When you think about how fintech products are created, you might picture a coder sitting behind a desk at a computer. While coders certainly play a critical role, good financial products get their start in the field, shaped by the voices and needs of their users. Unfortunately, most of the digital financial products currently available to people in Latin America are too expensive, difficult to use, or inappropriately designed for the low-income people and small businesses who need them most.
Developing relevant financial services for low-income households and small businesses — services that can have a meaningful impact on people’s financial health — is not straightforward. These customers often lack financial records and have limited experience with formal financial services, making it difficult for providers to pinpoint their needs. Moreover, many of these customers distrust formal financial services and hold negative beliefs around account ownership and credit.
To develop financial services that improve financial health for low-income people, Accion Global Advisory Solutions, with support from MetLife Foundation, partnered with fintechs, cooperatives, and traditional financial service providers (FSPs) in Chile and Mexico. Accion worked with these partners to design and launch digital products and services to reach underserved people, improve their financial health, help them maintain resilience against adversity, and enable them to seize opportunities.
First, we had to gain a deep understanding of their customer’s financial behaviors, pain points, ambitions, attitudes, and capabilities. In each partnership, the team began with an intensive research process to understand the financial, business, and digital capabilities that customers were missing. This allowed us to comprehend how financial products might improve their lives, understand how their beliefs and past experiences influence their financial decisions, and learn what capability building interventions products were needed to close such gaps and drive product adoption. These findings shaped product design and features, both fundamental and cosmetic user experience, which were all critical to the products’ success.
In Querétaro, Mexico, we partnered with Caja Bienestar, a cooperative seeking to increase lending among microentrepreneurs. However, like many lenders, they found that owners were more comfortable taking out loans from their suppliers and distributors, even if that credit was more expensive than that offered by the cooperative. For example, Jorge Luis Prado, owner of a construction supplies store, was accustomed to buying inventory on credit from his supplier to secure reasonable prices, noting that “my own competitiveness depends on securing good prices from suppliers.” In our research, we found that entrepreneurs dislike credit with interest rates. As Jose Eduardo Ruiz Suarez, Commercial Director of Caja Bienestar, notes, “Many had bad experiences with credit and felt that interest rates could easily get out of hand.” Instead, customers reported they preferred fixed fees which felt safer and less risky. The finding helped Caja Bienestar design a product with a pricing structure that their clients preferred.

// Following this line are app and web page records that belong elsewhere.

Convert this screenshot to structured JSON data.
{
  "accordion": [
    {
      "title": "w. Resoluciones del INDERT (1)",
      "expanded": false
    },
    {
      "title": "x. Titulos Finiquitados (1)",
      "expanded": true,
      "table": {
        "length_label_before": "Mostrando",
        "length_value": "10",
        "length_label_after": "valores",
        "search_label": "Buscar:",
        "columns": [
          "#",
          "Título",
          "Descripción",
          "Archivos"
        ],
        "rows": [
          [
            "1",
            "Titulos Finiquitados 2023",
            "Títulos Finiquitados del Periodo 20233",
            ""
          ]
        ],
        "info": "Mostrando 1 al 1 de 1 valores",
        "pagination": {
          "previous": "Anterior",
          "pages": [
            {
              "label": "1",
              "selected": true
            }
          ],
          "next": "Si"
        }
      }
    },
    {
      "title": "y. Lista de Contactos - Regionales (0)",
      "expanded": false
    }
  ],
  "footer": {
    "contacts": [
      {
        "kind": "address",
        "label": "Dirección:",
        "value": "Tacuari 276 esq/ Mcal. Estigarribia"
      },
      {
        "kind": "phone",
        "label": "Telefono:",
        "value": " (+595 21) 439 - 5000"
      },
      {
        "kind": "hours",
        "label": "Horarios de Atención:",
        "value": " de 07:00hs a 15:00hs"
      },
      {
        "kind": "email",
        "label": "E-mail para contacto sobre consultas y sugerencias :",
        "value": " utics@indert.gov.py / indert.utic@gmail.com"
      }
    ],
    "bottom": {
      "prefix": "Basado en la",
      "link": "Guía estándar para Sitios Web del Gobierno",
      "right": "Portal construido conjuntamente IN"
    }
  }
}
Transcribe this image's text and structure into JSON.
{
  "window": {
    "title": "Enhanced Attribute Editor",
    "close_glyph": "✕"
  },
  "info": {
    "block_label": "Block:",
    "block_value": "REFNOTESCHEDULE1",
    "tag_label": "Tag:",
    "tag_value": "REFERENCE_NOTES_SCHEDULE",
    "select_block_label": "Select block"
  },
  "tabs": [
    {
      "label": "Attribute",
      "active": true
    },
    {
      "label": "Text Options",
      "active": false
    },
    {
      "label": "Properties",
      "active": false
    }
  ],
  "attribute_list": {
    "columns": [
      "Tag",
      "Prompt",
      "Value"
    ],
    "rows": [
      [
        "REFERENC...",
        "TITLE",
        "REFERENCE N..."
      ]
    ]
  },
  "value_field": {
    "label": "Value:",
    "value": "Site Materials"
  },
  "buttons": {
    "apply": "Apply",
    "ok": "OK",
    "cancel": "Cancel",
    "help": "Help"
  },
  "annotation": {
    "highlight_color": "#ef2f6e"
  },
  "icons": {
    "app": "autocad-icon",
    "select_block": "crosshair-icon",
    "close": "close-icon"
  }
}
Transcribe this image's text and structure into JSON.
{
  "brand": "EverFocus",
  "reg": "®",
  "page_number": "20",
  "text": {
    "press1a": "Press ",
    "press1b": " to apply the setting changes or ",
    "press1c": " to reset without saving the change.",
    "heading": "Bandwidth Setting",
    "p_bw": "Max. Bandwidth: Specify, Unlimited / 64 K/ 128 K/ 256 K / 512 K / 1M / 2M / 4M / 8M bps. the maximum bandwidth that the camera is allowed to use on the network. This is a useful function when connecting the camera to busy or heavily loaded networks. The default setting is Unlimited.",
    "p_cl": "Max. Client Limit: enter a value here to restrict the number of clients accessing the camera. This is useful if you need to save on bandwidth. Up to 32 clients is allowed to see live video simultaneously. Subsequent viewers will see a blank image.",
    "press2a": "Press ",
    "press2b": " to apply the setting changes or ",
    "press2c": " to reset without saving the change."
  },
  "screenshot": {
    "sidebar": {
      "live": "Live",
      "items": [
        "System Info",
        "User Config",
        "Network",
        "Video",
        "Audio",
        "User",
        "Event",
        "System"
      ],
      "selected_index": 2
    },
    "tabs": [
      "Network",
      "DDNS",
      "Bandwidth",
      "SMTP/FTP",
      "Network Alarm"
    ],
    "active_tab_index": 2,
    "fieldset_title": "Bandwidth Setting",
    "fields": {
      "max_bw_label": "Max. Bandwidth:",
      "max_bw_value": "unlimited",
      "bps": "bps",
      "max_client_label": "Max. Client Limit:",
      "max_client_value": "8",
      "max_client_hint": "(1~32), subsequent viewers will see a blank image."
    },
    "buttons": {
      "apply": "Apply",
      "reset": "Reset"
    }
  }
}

Caja Popular Cerano, a cooperative in Mexico, struggled to attract youth. Accion held focus groups with young people to understand their habits and expectations from a financial service provider. When the team learned that almost half of them were spending at least four hours a day online, they realized that social media was an entry point for digital banking services. In response, they integrated several aspects from social media experiences into their mobile banking app. For example, the new product allows users to choose an avatar who receives encouraging and congratulatory messages throughout the banking experience. While the avatars do not necessarily impact the underlying financial product, they make the product appealing to the target segment.
In Chile, RedCapital — a crowdfunding platform that provides credit to microentrepreneurs — aimed to improve lending among microbusinesses. Research with small business owners revealed that they were uncomfortable providing sensitive financial information over an app or an online portal. Instead, they wanted to speak to a person and feel confident that their data was secure. In response, the team designed a chatbot to mimic a conversation with a human. The resulting product is digital but still provides a more human experience, so users feel comfortable with the experience.
In each of these examples, careful, qualitative, and behavioral field research allowed the team to uncover simple but effective insights to design digital financial products and services that aim to improve customers’ financial health. This approach to research, design, and implementation process is not easy to undertake as the results are not clear from the outset and it is not simple to integrate them all into a product value proposition. However, the experience of the Accion team and its partners suggests that it is well worth it.
Read more about the insights we learned from this project in our new paper, How providers can build products that improve financial health: Examples from Mexico and Chile. We share five case studies about our work with Chilean and Mexican partners over the past three and a half years. We hope that this paper will help financial service providers develop and optimize financial health-centric products that will lead to meaningful changes in the financial lives of underserved customers.